Unlike most of the Mass-settings of the Continental polyphonists, Byrd’s Masses are not based strictly on a single theme or other unifying material, but rather are freely composed. Many of the movements begin with a similar opening motif, or ‘head motif’, but then go their own way. The Mass for five voices represents something of a distillation of Byrd’s Latin style. It is highly compact and closely argued. The practicalities of liturgical performance in Byrd’s day dictated an economy of style and scale and suggested a restrained, rather than opulent, approach. The vocal texture, constantly varying in scoring, always enables the text to come across with great clarity and closely reflects, and also clarifies, its structure. For example, Byrd adjusts the scoring of each successive invocation of the Agnus Dei; first, three voices are used; then four; finally, all five. In the masterly Credo Byrd seems to place special emphasis on the phrase ‘Et unam sanctam catholicam et apostolicam ecclesiam’, which for the Catholic composer undoubtedly had particular resonance. – © 2010 James O’Donnell

William Byrd Ave verum

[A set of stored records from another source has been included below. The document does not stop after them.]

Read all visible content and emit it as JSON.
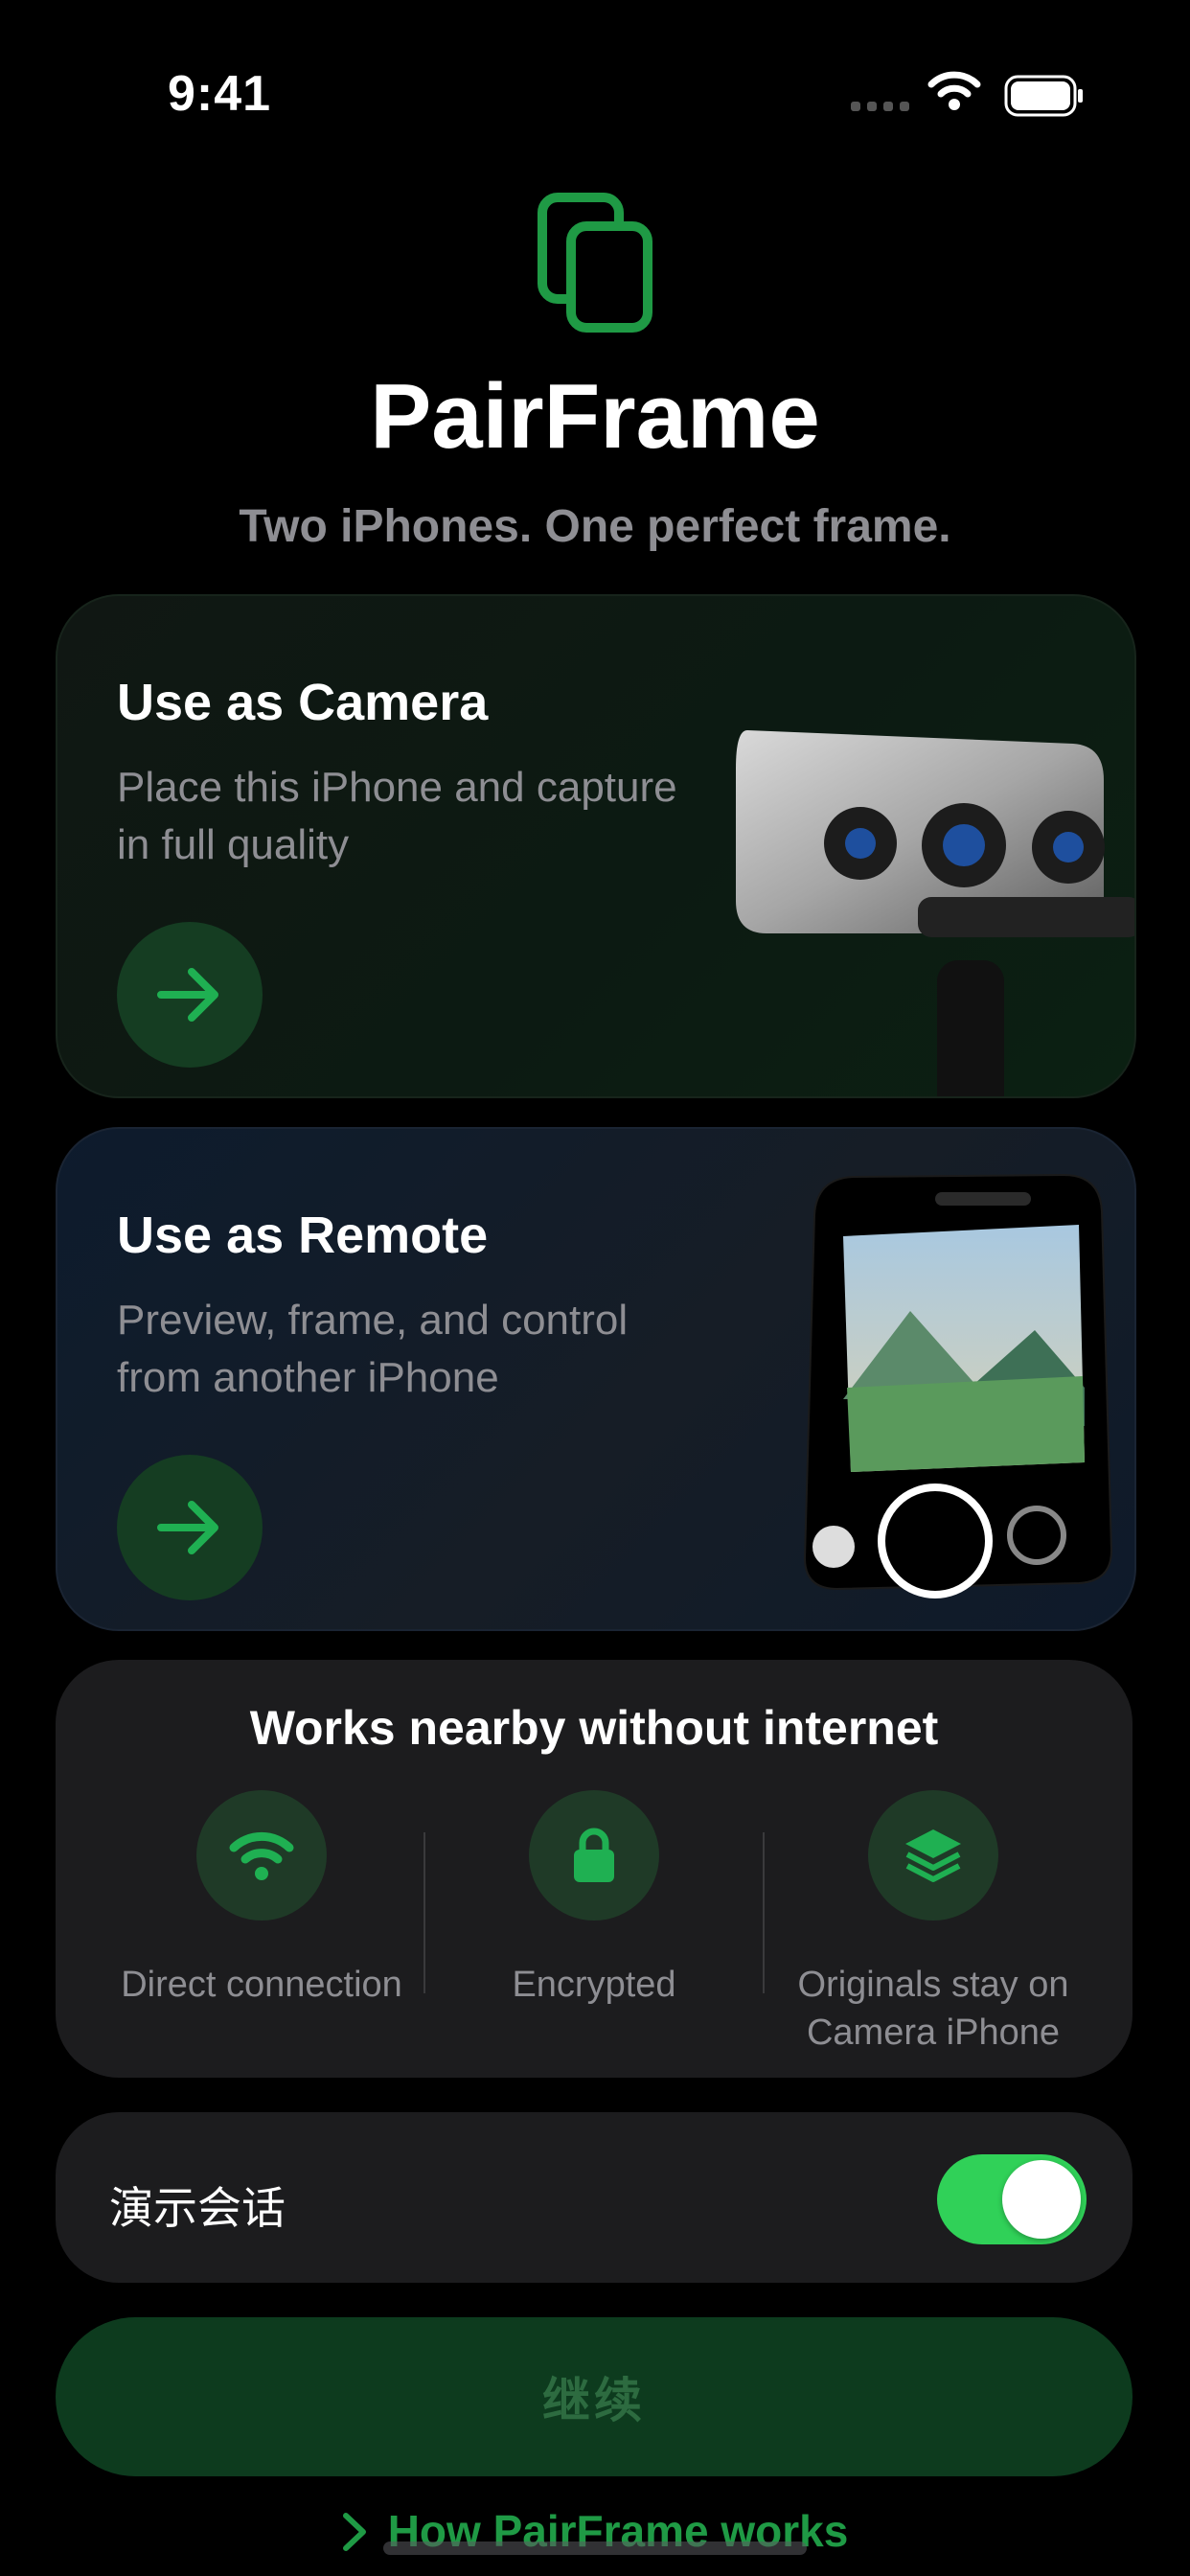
{
  "status_bar": {
    "time": "9:41"
  },
  "header": {
    "app_name": "PairFrame",
    "tagline": "Two iPhones. One perfect frame."
  },
  "modes": [
    {
      "title": "Use as Camera",
      "description": "Place this iPhone and capture\nin full quality",
      "icon": "arrow-right-icon"
    },
    {
      "title": "Use as Remote",
      "description": "Preview, frame, and control\nfrom another iPhone",
      "icon": "arrow-right-icon"
    }
  ],
  "info": {
    "title": "Works nearby without internet",
    "features": [
      {
        "label": "Direct connection",
        "icon": "wifi-icon"
      },
      {
        "label": "Encrypted",
        "icon": "lock-icon"
      },
      {
        "label": "Originals stay on\nCamera iPhone",
        "icon": "layers-icon"
      }
    ]
  },
  "demo_session": {
    "label": "演示会话",
    "enabled": true
  },
  "continue_label": "继续",
  "how_link": "How PairFrame works",
  "colors": {
    "accent": "#1f9a45",
    "toggle_on": "#30d158",
    "card_bg": "#1c1c1e"
  }
}
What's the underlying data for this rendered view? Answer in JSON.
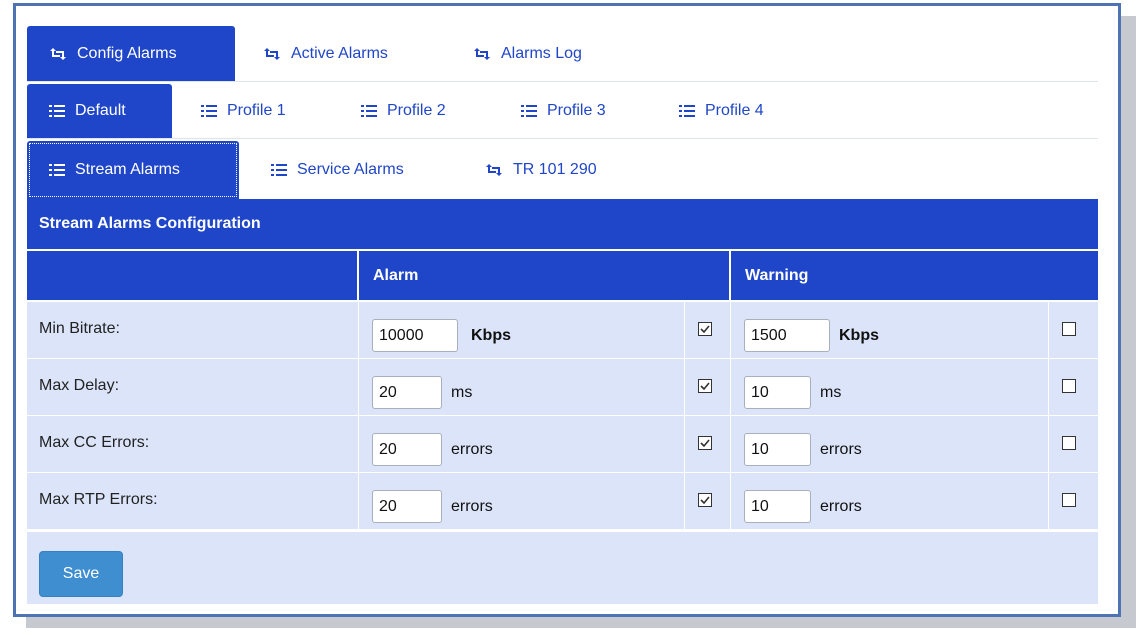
{
  "main_tabs": [
    {
      "label": "Config Alarms",
      "icon": "retweet-icon",
      "active": true
    },
    {
      "label": "Active Alarms",
      "icon": "retweet-icon",
      "active": false
    },
    {
      "label": "Alarms Log",
      "icon": "retweet-icon",
      "active": false
    }
  ],
  "profile_tabs": [
    {
      "label": "Default",
      "icon": "list-icon",
      "active": true
    },
    {
      "label": "Profile 1",
      "icon": "list-icon",
      "active": false
    },
    {
      "label": "Profile 2",
      "icon": "list-icon",
      "active": false
    },
    {
      "label": "Profile 3",
      "icon": "list-icon",
      "active": false
    },
    {
      "label": "Profile 4",
      "icon": "list-icon",
      "active": false
    }
  ],
  "sub_tabs": [
    {
      "label": "Stream Alarms",
      "icon": "list-icon",
      "active": true
    },
    {
      "label": "Service Alarms",
      "icon": "list-icon",
      "active": false
    },
    {
      "label": "TR 101 290",
      "icon": "retweet-icon",
      "active": false
    }
  ],
  "panel": {
    "title": "Stream Alarms Configuration",
    "alarm_header": "Alarm",
    "warning_header": "Warning"
  },
  "rows": [
    {
      "label": "Min Bitrate:",
      "alarm_value": "10000",
      "alarm_unit": "Kbps",
      "alarm_checked": true,
      "warning_value": "1500",
      "warning_unit": "Kbps",
      "warning_checked": false
    },
    {
      "label": "Max Delay:",
      "alarm_value": "20",
      "alarm_unit": "ms",
      "alarm_checked": true,
      "warning_value": "10",
      "warning_unit": "ms",
      "warning_checked": false
    },
    {
      "label": "Max CC Errors:",
      "alarm_value": "20",
      "alarm_unit": "errors",
      "alarm_checked": true,
      "warning_value": "10",
      "warning_unit": "errors",
      "warning_checked": false
    },
    {
      "label": "Max RTP Errors:",
      "alarm_value": "20",
      "alarm_unit": "errors",
      "alarm_checked": true,
      "warning_value": "10",
      "warning_unit": "errors",
      "warning_checked": false
    }
  ],
  "save_label": "Save",
  "colors": {
    "primary": "#1f46c8",
    "row_bg": "#dbe4f8",
    "save_button": "#3f8ed0",
    "frame_border": "#4e73b2"
  }
}
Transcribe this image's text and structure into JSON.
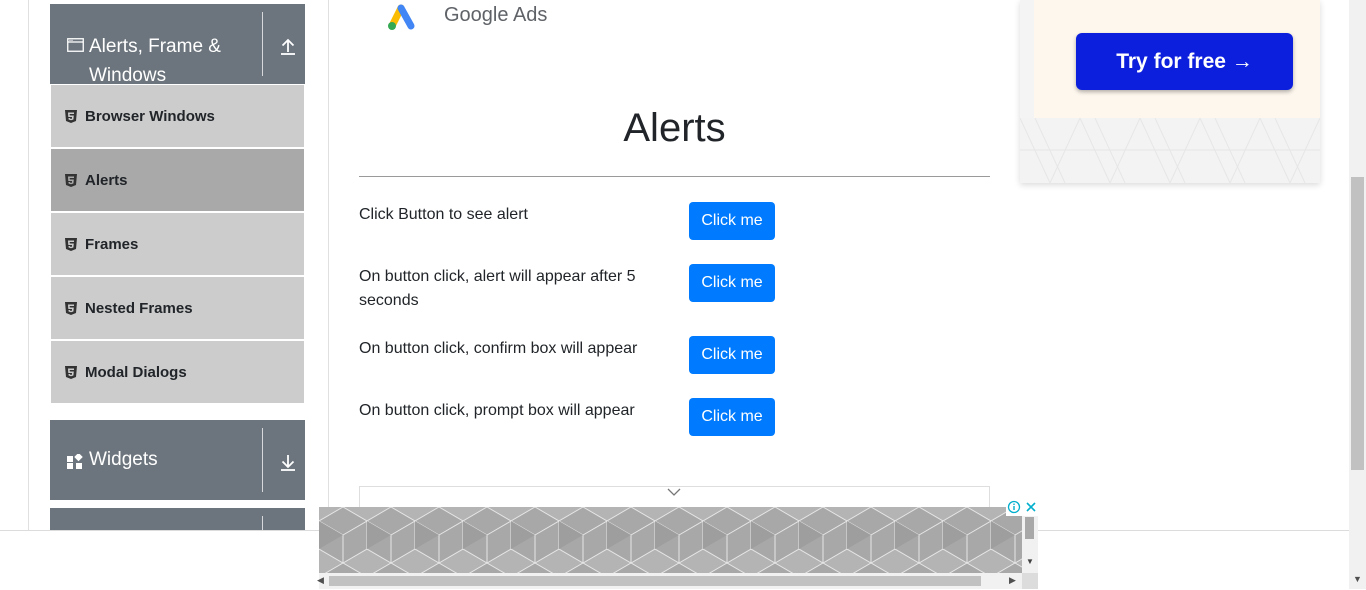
{
  "sidebar": {
    "group_alerts": {
      "label": "Alerts, Frame & Windows",
      "line1": "Alerts, Frame &",
      "line2": "Windows"
    },
    "items": [
      {
        "label": "Browser Windows",
        "active": false
      },
      {
        "label": "Alerts",
        "active": true
      },
      {
        "label": "Frames",
        "active": false
      },
      {
        "label": "Nested Frames",
        "active": false
      },
      {
        "label": "Modal Dialogs",
        "active": false
      }
    ],
    "group_widgets": {
      "label": "Widgets"
    }
  },
  "top_ad": {
    "brand": "Google Ads"
  },
  "main": {
    "title": "Alerts",
    "rows": [
      {
        "label": "Click Button to see alert",
        "button": "Click me"
      },
      {
        "label": "On button click, alert will appear after 5 seconds",
        "button": "Click me"
      },
      {
        "label": "On button click, confirm box will appear",
        "button": "Click me"
      },
      {
        "label": "On button click, prompt box will appear",
        "button": "Click me"
      }
    ]
  },
  "right_ad": {
    "cta": "Try for free →"
  },
  "colors": {
    "accent": "#007bff",
    "sidebar_header": "#6c757d",
    "menu_item": "#cccccc",
    "menu_item_active": "#a9a9a9",
    "cta": "#0c1fdc"
  },
  "icons": {
    "group_alerts": "window-icon",
    "group_widgets": "widgets-icon",
    "expand_up": "arrow-up-icon",
    "expand_down": "arrow-down-icon",
    "menu_item": "html5-icon",
    "ad_info": "info-icon",
    "ad_close": "close-icon",
    "ad_collapse": "chevron-down-icon"
  }
}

A recording by The Sixteen may be found here:

Gradualia includes the four-voice motet Ave verum corpus, which sets words specified in the Catholic liturgy for use on the feast of Corpus Christi. Today no composition by Byrd is performed and recorded more often than this one, partly because it is such a gem, partly because it offers such rich opportunities for expressive singing, and partly because it is technically not hard for choirs to sing. Nonetheless this motet, like Byrd’s Masses, attained its popularity only in the modern era; being strictly a Catholic work, it was totally shunned by English church musicians until its revival by Catholic choirs late in the nineteenth century. In an age of greater religious tolerance its popularity quickly spread, and by a pleasing twist of fortune Byrd’s Ave verum corpus is now a staple not only of Catholic choral worship, but of Anglican too. Ave verum corpus at Evensong: again, Byrd would have been amazed. — © John Milsom 2014.



55 Forty days and forty nights HEINLEIN
781 Lord Jesus think on me ST. BRIDE
337 When I survey the wondrous cross ROCKINGHAM


I want Jesus to walk with me Traditional Spiritual arr. Roderick Williams (b. 1965)
Deep River Traditional Spiritual arr. Giles Brightwell (b. 1970)

The Choir will be singing two settings of spirituals on Sunday, one with piano and another, a capella specially arranged by me.